The GOP Tax Cuts Didn’t Work

Republicans said the reform would grow the economy by up to 6 percent, stimulate business investment, and pay for itself. None of that happened.

Donald Trump
Jonathan Ernst / Reuters

Donald Trump’s signature legislative achievement was the corporate-tax cut he signed in 2017. Republicans said it would grow the economy by up to 6 percent, stimulate business investment, and pay for itself.

None of those promises have come to pass. GDP growth has declined to less than 2 percent according to the latest report, released yesterday. Business investment has now declined for two straight quarters, dragging down economic growth. And the federal deficit exceeds $1 trillion.

These shortcomings alone might be enough to embolden Democrats to fight Trump on economic grounds just one year from a crucial 2020 election. But they’re just the tip of the iceberg.

Trump swept into office pledging to restore the U.S. economy to the good old days of brawny work and global swagger. He had a vision of the United States where the exports would be bigger, the trade deals would be better, and “forgotten” Americans working in declining sectors like coal mining would be restored to their rightful place at the center of the economy. This bold strategy hinged on the theory that trade wars were “good, and easy to win.”

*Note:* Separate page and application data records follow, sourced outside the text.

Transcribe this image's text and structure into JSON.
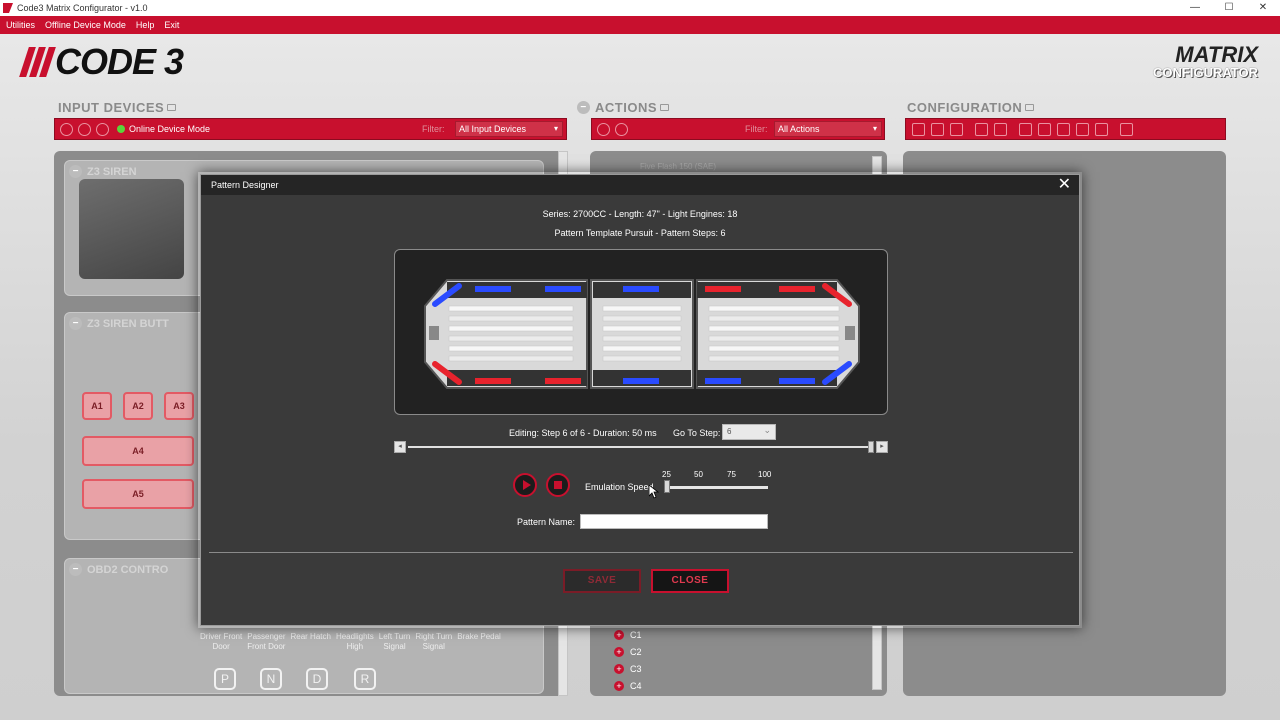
{
  "window": {
    "title": "Code3 Matrix Configurator - v1.0",
    "controls": [
      "—",
      "☐",
      "✕"
    ]
  },
  "menu": {
    "items": [
      "Utilities",
      "Offline Device Mode",
      "Help",
      "Exit"
    ]
  },
  "branding": {
    "logo_text": "CODE 3",
    "product_line1": "MATRIX",
    "product_line2": "CONFIGURATOR"
  },
  "sections": {
    "input_devices": {
      "title": "INPUT DEVICES",
      "mode_label": "Online Device Mode",
      "filter_label": "Filter:",
      "filter_value": "All Input Devices",
      "cards": [
        {
          "title": "Z3 SIREN"
        },
        {
          "title": "Z3 SIREN BUTT"
        },
        {
          "title": "OBD2 CONTRO"
        }
      ],
      "buttons": [
        "A1",
        "A2",
        "A3",
        "A4",
        "A5"
      ],
      "obd_labels": [
        {
          "line1": "Driver Front",
          "line2": "Door"
        },
        {
          "line1": "Passenger",
          "line2": "Front Door"
        },
        {
          "line1": "Rear Hatch",
          "line2": ""
        },
        {
          "line1": "Headlights",
          "line2": "High"
        },
        {
          "line1": "Left Turn",
          "line2": "Signal"
        },
        {
          "line1": "Right Turn",
          "line2": "Signal"
        },
        {
          "line1": "Brake Pedal",
          "line2": ""
        }
      ],
      "recycle_labels": [
        "P",
        "N",
        "D",
        "R"
      ]
    },
    "actions": {
      "title": "ACTIONS",
      "filter_label": "Filter:",
      "filter_value": "All Actions",
      "top_item": "Five Flash 150 (SAE)",
      "items": [
        "C1",
        "C2",
        "C3",
        "C4"
      ]
    },
    "configuration": {
      "title": "CONFIGURATION"
    }
  },
  "dialog": {
    "title": "Pattern Designer",
    "close_glyph": "✕",
    "series_info": "Series: 2700CC - Length: 47\" - Light Engines: 18",
    "pattern_info": "Pattern  Template Pursuit - Pattern Steps: 6",
    "editing_info": "Editing: Step 6 of 6 - Duration: 50 ms",
    "goto_label": "Go To Step:",
    "goto_value": "6",
    "step_prev": "◂",
    "step_next": "▸",
    "step_position": 1.0,
    "emulation_label": "Emulation Speed",
    "emulation_ticks": [
      "25",
      "50",
      "75",
      "100"
    ],
    "emulation_value": 25,
    "pattern_name_label": "Pattern Name:",
    "pattern_name_value": "",
    "save_label": "SAVE",
    "close_label": "CLOSE",
    "colors": {
      "red": "#e8232d",
      "blue": "#2a4bff",
      "accent": "#c8102e"
    }
  }
}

None of those promises have come to pass, either. Let’s go through them one by one. The U.S. manufacturing sector is practically in a recession. The ISM index, a key measure of that industry’s health, registered its lowest number in 10 years. Real exports of goods and services have declined in the past year, after peaking in 2018. Mining jobs have declined in the past 12 months, too. Finally, hovering in the background behind declining investment, sputtering manufacturing, and wilting exports is the trade war with China, which has proved neither “good” nor “easy” for American businesses.

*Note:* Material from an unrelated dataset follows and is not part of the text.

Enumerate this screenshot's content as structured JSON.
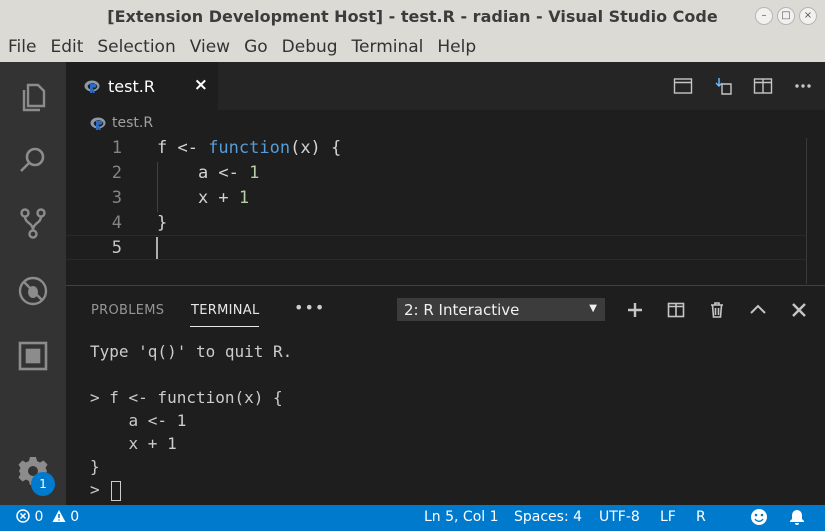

All of this might make it sound as if the U.S. economy is a disaster. It’s not. As I wrote earlier this month, we are in the midst of the longest labor-market recovery in American history, and the stock market has set new all-time highs almost every year this decade.

So how do we reconcile these two facts: The promises of the Republican tax plan have failed as spectacularly as Trump’s grand vision of a New American Mercantilism, and the U.S. economy as a whole is actually doing fine for now?

The answer, basically, is that while the Trump can’t deliver, the American consumer continues to chug along. Consumer spending, which was the one bright spot in yesterday’s GDP report, beat forecasts by rising nearly 3 percent. Unemployment is at a 60-year low, and wage growth has accelerated for the poorest workers. (Ironically, these positive trends have been buoyed by large federal deficits, which break another Trump campaign promise.)

While the president has tried to engineer a return to the economy of the 1950s, based on manufacturing and trade surpluses, the country is racing inexorably toward a very different economy, dominated by both high-tech firms and low-tech services. Since 2018, service-sector jobs (at hospitals and restaurants and software companies) have grown five times faster than those from the “goods-producing” economy (in construction, manufacturing, and mining). There is a cliché that Millennials prefer experiences over things. You could say the same about the U.S. economy, which is devoting more and more spending to health care, education, and consulting.

This isn’t necessarily a good thing. We could use more things in this country—particularly things that people can live in, otherwise known as apartments and houses. Private and public investment in fixed capital like real estate has declined tremendously as a share of GDP in the past 60 years. This fact has contributed to a housing shortage, particularly on the coasts, which has made homeownership nearly impossible for the middle class near America’s richest cities.

Some debates about Trump seem split between those who consider him infallible and those who consider him dangerously all-powerful. When it comes to the economy, he is rather obviously neither—both too stuck in the past to help the economy and too weak to destroy it.